Activity:
Output exactly what appears from the line containing "Give me the" to the end of the data below, and nothing more.

[Entries shown Boundary: Start]

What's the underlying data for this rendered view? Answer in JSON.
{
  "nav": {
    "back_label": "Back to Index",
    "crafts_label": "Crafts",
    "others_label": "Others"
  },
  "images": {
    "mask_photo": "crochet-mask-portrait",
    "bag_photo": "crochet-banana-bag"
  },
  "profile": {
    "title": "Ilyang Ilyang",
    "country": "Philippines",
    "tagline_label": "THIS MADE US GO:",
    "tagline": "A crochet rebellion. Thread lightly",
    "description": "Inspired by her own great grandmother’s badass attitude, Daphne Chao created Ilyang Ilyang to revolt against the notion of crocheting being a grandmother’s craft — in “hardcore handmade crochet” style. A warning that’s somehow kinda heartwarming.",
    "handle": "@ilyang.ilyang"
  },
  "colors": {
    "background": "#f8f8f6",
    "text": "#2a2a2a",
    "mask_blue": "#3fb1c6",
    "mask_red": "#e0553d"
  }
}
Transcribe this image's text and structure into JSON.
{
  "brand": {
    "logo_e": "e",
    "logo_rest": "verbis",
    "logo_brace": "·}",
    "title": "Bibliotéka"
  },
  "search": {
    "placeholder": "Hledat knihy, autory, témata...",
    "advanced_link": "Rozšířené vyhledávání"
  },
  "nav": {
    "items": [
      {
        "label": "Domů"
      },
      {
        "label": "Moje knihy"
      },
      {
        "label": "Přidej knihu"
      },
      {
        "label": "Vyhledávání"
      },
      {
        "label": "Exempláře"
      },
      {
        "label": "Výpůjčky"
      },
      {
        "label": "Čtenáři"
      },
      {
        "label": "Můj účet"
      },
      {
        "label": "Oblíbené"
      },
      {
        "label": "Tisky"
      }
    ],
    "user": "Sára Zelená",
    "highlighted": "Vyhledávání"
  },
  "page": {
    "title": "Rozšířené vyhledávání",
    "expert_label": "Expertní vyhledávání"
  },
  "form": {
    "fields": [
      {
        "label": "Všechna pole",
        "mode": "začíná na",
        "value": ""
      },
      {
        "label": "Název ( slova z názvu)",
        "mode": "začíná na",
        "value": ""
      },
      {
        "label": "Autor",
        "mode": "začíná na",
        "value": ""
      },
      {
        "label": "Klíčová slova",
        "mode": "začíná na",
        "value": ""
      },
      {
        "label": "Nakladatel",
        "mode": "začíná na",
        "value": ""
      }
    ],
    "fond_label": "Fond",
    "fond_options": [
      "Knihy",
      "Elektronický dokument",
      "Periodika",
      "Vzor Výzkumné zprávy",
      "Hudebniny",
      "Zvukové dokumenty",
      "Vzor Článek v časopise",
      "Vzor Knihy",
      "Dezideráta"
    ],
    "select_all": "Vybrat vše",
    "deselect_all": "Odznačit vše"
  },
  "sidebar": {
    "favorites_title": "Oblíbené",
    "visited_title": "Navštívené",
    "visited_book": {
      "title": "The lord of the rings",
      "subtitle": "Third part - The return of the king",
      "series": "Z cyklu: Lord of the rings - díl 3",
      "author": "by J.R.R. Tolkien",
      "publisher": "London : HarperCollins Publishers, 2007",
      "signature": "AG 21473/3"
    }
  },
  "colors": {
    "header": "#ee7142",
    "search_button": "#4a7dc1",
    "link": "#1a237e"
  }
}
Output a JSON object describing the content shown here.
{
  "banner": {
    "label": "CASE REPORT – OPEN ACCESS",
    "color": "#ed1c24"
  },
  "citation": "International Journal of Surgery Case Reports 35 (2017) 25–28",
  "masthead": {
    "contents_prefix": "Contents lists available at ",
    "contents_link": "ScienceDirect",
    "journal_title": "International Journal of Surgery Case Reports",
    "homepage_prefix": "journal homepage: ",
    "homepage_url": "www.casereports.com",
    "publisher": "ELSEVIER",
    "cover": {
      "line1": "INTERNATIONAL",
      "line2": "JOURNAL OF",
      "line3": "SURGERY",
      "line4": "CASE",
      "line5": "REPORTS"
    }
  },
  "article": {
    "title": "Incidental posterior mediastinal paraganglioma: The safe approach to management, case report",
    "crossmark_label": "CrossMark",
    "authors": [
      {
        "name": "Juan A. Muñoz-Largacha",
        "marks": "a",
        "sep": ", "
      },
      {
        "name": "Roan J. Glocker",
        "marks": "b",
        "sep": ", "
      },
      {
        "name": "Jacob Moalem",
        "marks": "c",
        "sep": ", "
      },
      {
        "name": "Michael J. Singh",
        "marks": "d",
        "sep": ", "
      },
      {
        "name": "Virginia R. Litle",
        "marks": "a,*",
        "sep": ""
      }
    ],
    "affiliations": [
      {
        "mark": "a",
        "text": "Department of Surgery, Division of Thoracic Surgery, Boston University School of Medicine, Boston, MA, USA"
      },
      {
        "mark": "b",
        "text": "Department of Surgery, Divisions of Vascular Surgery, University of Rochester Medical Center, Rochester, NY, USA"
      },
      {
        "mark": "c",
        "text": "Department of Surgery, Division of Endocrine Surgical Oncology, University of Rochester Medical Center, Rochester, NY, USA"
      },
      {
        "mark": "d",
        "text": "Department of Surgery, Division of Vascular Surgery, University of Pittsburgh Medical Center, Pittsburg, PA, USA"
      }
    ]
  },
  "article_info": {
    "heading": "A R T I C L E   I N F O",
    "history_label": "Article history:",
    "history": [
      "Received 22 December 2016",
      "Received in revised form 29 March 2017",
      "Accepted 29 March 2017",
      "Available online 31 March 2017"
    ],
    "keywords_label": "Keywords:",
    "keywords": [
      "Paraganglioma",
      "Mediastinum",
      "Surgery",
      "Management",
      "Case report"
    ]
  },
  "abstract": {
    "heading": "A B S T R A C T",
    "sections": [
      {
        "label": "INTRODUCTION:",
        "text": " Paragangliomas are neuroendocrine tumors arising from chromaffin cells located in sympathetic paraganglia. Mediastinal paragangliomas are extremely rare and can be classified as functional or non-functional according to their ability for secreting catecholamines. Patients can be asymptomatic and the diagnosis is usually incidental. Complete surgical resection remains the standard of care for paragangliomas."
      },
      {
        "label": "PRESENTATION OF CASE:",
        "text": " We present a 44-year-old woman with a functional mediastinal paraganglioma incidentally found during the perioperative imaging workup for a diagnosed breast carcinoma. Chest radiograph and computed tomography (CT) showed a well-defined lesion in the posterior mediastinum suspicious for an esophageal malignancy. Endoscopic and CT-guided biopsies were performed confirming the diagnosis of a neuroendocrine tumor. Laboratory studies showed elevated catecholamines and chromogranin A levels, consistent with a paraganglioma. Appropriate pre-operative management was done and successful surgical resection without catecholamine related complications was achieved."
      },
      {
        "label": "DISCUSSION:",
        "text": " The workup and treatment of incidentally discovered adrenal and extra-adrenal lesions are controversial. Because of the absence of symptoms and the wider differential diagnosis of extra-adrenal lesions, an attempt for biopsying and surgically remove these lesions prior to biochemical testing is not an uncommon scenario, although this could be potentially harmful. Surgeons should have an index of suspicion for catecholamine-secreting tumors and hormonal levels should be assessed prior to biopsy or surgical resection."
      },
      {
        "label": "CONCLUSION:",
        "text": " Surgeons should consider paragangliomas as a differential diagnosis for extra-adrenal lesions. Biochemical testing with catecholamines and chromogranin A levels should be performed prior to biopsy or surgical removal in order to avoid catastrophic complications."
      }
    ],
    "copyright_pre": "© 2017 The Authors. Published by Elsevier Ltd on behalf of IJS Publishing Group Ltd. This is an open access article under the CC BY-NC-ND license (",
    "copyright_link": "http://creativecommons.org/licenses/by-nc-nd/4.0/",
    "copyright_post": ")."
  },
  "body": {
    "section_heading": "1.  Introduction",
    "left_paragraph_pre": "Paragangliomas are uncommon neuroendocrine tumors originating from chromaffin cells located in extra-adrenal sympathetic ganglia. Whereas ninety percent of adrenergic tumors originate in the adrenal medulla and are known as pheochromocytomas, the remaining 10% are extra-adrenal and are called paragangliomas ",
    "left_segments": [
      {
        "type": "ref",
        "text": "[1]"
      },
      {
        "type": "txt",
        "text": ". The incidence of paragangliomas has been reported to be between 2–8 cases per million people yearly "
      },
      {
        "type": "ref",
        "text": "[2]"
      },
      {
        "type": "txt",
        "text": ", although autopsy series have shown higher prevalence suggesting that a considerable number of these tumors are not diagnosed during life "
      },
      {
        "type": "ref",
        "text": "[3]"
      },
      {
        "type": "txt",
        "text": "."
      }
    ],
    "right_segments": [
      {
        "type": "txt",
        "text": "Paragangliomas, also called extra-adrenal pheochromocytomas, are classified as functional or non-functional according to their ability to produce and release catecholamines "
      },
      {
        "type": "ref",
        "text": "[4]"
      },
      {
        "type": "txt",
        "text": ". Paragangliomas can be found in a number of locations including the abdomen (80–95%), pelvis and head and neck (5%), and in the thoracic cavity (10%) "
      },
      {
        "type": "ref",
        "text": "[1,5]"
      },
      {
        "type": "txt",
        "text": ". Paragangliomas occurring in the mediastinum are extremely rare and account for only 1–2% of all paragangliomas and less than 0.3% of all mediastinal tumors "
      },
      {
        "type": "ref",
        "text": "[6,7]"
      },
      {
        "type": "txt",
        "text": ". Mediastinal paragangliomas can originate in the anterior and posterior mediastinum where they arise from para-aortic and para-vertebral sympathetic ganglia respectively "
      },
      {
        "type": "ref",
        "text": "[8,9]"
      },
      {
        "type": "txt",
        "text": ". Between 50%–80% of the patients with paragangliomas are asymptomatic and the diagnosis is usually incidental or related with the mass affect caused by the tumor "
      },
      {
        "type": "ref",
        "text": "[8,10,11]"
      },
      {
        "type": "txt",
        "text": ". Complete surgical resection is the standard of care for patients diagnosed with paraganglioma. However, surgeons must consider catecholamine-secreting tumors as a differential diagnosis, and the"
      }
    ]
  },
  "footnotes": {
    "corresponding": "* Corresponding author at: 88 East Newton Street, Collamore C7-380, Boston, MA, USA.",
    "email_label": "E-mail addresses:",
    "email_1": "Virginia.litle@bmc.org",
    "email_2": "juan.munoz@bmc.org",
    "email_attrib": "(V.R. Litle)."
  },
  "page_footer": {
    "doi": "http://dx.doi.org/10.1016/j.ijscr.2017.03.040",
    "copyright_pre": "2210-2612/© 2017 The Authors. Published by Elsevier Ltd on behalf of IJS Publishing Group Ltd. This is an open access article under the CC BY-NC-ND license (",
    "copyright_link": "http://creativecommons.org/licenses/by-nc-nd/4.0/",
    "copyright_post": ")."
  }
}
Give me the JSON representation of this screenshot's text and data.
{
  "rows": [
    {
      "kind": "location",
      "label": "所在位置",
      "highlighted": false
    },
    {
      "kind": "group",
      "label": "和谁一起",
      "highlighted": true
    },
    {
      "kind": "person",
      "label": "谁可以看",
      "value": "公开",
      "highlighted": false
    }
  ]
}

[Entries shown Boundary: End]

The answer:
Give me the JSON representation of this screenshot's text and data.
{
  "rows": [
    {
      "kind": "location",
      "label": "所在位置",
      "highlighted": false
    },
    {
      "kind": "group",
      "label": "和谁一起",
      "highlighted": true
    },
    {
      "kind": "person",
      "label": "谁可以看",
      "value": "公开",
      "highlighted": false
    }
  ]
}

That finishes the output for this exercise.